There was an interesting article in The Globe and Mail a couple weeks ago introducing readers to the Canadian "TULF" Dividend Growth Portfolio. Personal finance columnist Rob Carrick suggests readers follow the guidance of Tom Connolly when constructing a portfolio of quality Canadian dividend growth stocks. For those of you not familiar with Tom Connolly, he has published The Connolly Report investment newsletter since 1981 and is perhaps the best known dividend growth guru in Canada. Mr. Connolly suggests readers focus on telecoms (T), utilities (U), low-yielding dividend stocks with growth potential (L), and financials (F) to construct their Canadian "TULF" Dividend Growth Portfolio.

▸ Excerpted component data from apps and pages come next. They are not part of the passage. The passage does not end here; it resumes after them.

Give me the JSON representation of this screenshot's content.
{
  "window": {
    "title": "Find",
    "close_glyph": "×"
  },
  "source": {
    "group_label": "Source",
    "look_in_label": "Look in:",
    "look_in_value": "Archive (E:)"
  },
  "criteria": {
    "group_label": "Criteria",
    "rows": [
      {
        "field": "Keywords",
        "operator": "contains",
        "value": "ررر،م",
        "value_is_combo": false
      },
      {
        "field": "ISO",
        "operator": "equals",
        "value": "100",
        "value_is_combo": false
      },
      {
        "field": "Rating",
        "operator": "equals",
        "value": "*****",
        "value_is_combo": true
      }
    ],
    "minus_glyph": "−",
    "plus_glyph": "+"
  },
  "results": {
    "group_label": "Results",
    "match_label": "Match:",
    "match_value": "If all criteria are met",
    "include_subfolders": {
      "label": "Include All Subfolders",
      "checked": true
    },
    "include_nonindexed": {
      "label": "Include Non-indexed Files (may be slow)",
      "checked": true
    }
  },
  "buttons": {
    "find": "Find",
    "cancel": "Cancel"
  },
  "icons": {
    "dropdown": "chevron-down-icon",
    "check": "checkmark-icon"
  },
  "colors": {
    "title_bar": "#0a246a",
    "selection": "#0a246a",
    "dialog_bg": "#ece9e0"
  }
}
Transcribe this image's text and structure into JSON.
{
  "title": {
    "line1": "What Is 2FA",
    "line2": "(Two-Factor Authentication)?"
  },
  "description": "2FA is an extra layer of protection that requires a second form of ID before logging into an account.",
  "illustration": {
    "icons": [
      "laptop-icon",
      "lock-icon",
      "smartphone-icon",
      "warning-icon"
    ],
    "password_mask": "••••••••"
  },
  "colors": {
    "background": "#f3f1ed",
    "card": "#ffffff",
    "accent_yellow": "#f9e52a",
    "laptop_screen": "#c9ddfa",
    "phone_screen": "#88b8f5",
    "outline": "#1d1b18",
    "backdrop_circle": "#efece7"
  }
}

In order to ensure that the companies selected are of the highest quality, Tom instructs investors to limit themselves to the 75 dividend-paying stocks in the S&P/TSX dividend aristocrats index. Next Mr. Connolly suggests eliminating any “high yield” stock with a payout over 6% (currently 9 stocks are "high yield"). Lastly, cyclical stocks (i.e. energy and mining) are off the table as they are perceived to be too risky for a dividend investor (currently 17 stocks from energy and mining sectors).

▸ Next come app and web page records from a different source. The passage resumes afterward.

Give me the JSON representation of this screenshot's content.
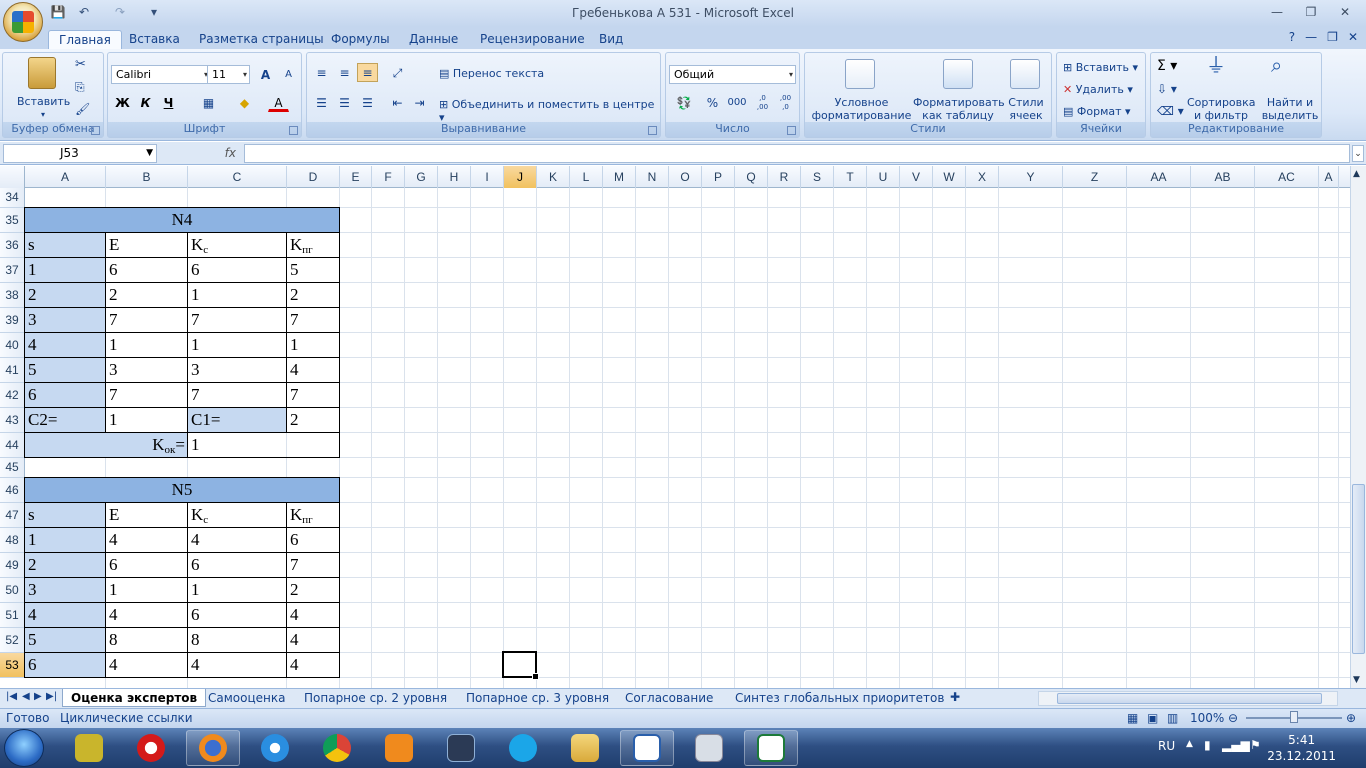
{
  "window": {
    "title": "Гребенькова А 531 - Microsoft Excel"
  },
  "qat": {
    "save": "💾",
    "undo": "↶",
    "redo": "↷",
    "more": "▾"
  },
  "tabs": [
    "Главная",
    "Вставка",
    "Разметка страницы",
    "Формулы",
    "Данные",
    "Рецензирование",
    "Вид"
  ],
  "ribbon": {
    "clipboard": {
      "label": "Буфер обмена",
      "paste": "Вставить"
    },
    "font": {
      "label": "Шрифт",
      "name": "Calibri",
      "size": "11",
      "bold": "Ж",
      "italic": "К",
      "underline": "Ч",
      "grow": "A",
      "shrink": "A",
      "fontcolor": "A"
    },
    "align": {
      "label": "Выравнивание",
      "wrap": "Перенос текста",
      "merge": "Объединить и поместить в центре"
    },
    "number": {
      "label": "Число",
      "format": "Общий",
      "percent": "%",
      "thousands": "000",
      "inc_dec": ",0 ,00",
      "dec_dec": ",00 ,0"
    },
    "styles": {
      "label": "Стили",
      "cond": "Условное форматирование",
      "table": "Форматировать как таблицу",
      "cell": "Стили ячеек"
    },
    "cells": {
      "label": "Ячейки",
      "insert": "Вставить",
      "delete": "Удалить",
      "format": "Формат"
    },
    "edit": {
      "label": "Редактирование",
      "sum": "Σ",
      "sort": "Сортировка и фильтр",
      "find": "Найти и выделить"
    }
  },
  "formula": {
    "namebox": "J53",
    "fx": "fx",
    "content": ""
  },
  "columns": [
    "A",
    "B",
    "C",
    "D",
    "E",
    "F",
    "G",
    "H",
    "I",
    "J",
    "K",
    "L",
    "M",
    "N",
    "O",
    "P",
    "Q",
    "R",
    "S",
    "T",
    "U",
    "V",
    "W",
    "X",
    "Y",
    "Z",
    "AA",
    "AB",
    "AC",
    "A"
  ],
  "rows": [
    "34",
    "35",
    "36",
    "37",
    "38",
    "39",
    "40",
    "41",
    "42",
    "43",
    "44",
    "45",
    "46",
    "47",
    "48",
    "49",
    "50",
    "51",
    "52",
    "53"
  ],
  "table1": {
    "title": "N4",
    "head": {
      "s": "s",
      "e": "E",
      "kc": "K",
      "kc_sub": "c",
      "kpg": "K",
      "kpg_sub": "пг"
    },
    "data": [
      [
        "1",
        "6",
        "6",
        "5"
      ],
      [
        "2",
        "2",
        "1",
        "2"
      ],
      [
        "3",
        "7",
        "7",
        "7"
      ],
      [
        "4",
        "1",
        "1",
        "1"
      ],
      [
        "5",
        "3",
        "3",
        "4"
      ],
      [
        "6",
        "7",
        "7",
        "7"
      ]
    ],
    "c2_label": "C2=",
    "c2": "1",
    "c1_label": "C1=",
    "c1": "2",
    "kok_label": "K",
    "kok_sub": "ок",
    "kok_eq": "=",
    "kok": "1"
  },
  "table2": {
    "title": "N5",
    "head": {
      "s": "s",
      "e": "E",
      "kc": "K",
      "kc_sub": "c",
      "kpg": "K",
      "kpg_sub": "пг"
    },
    "data": [
      [
        "1",
        "4",
        "4",
        "6"
      ],
      [
        "2",
        "6",
        "6",
        "7"
      ],
      [
        "3",
        "1",
        "1",
        "2"
      ],
      [
        "4",
        "4",
        "6",
        "4"
      ],
      [
        "5",
        "8",
        "8",
        "4"
      ],
      [
        "6",
        "4",
        "4",
        "4"
      ]
    ]
  },
  "sheets": [
    "Оценка экспертов",
    "Самооценка",
    "Попарное ср. 2 уровня",
    "Попарное ср. 3 уровня",
    "Согласование",
    "Синтез глобальных приоритетов"
  ],
  "status": {
    "ready": "Готово",
    "circ": "Циклические ссылки",
    "zoom": "100%"
  },
  "tray": {
    "lang": "RU",
    "time": "5:41",
    "date": "23.12.2011"
  }
}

By now you’re probably wondering which types of the remaining 49 companies meet all of Mr. Connolly’s criteria to include in the "TULF" portfolio. Here are some examples cited in the article:
Telecoms – BCE, Rogers and Telus
Utilities – Fortis, Emera and Canadian Utilities Ltd.
Low-yielders – Canadian National Railway Co. and Metro Inc.
Financials – The big 6 Canadian banks (RY, TD, BMO, BNS, CM and NA)
Granted, I’m likely not the target audience that Mr. Connolly is looking to attract to his newsletter by offering his advice is in the article, but I can quickly identify some rather serious drawbacks with his theory of dividend growth portfolio construction.
1. Lack of sector and geographical diversification
Once you’ve filled up your portfolio with telecoms (4 candidates), utilities (5 candidates), and financials (12 candidates), you're left trying to identify low-yielders with above average dividend growth potential in the 28 remaining companies. Since Mr. Connolly fails to define what he considers a low-yielding company, it's fair to focus on the lower yielding half of the 28 remaining companies in search of candidates that would provide above-average dividend growth and sector diversification.
Although a couple of the larger utility companies and financial firms that Tom recommends have exposure outside of Canada, limiting a portfolio to TULF companies would expose you heavily toward the small, resource-centered Canadian economy. Personally, I aim to keep at least 30% of my investment capital dedicated to international equities in order to provide better geographical diversification.
2. Identifying low-yielders who can and will grow their dividends quickly is difficult and not necessarily relevant
Accurately identifying low-yielders who can continue to grow their dividends at a fast rate for an extended period of time is as difficult as timing the market. These special types of companies are even harder to find in the small and often domestically focused Canadian market. Furthermore, I have yet to see a valid case made from a mathematical standpoint of why including low-yielders in a portfolio is necessary. Assuming you get very lucky and select a company currently yielding 1.0% that can grow dividends at 20% for 10 years, your yield on cost would grow to 6.2% at the end of the period. In contrast, if you pick a company currently yielding 5%, that grows their dividend by a paltry 2% over 10 years, you end up with the same yield on cost of 6.2%.
3. Energy vs Utility Companies?
While Mr. Connolly suggests removing cyclical stocks such as energy and mining companies, he goes onto say TransCanada (classified in the Energy sector) was the first stock he owned. I also find it odd he advises against including energy companies and yet dedicates a whole category for utilities. There are blurry lines and high correlations between energy and utility companies. For instance, Enbridge Inc is classified in the index as an Energy company which would make it ineligible for the TULF portfolio. However, living in Quebec, Enbridge is viewed as a utility company by its many natural gas customers who pay their monthly bill to Enbridge subsidiary Gazifere. By discounting an entire category of companies he deems to be cyclical, Mr. Connolly leaves the investor with an even smaller potential universe of companies from which to select.
Although there are some flaws with his advice, Mr. Connolly’s strategy of using high quality companies to form the base of a dividend growth portfolio is a good starting point. Like any investment strategy, it should be tailored to meet the needs of the individual investor, and not taken as gospel.
Does your portfolio include all of the TULF components?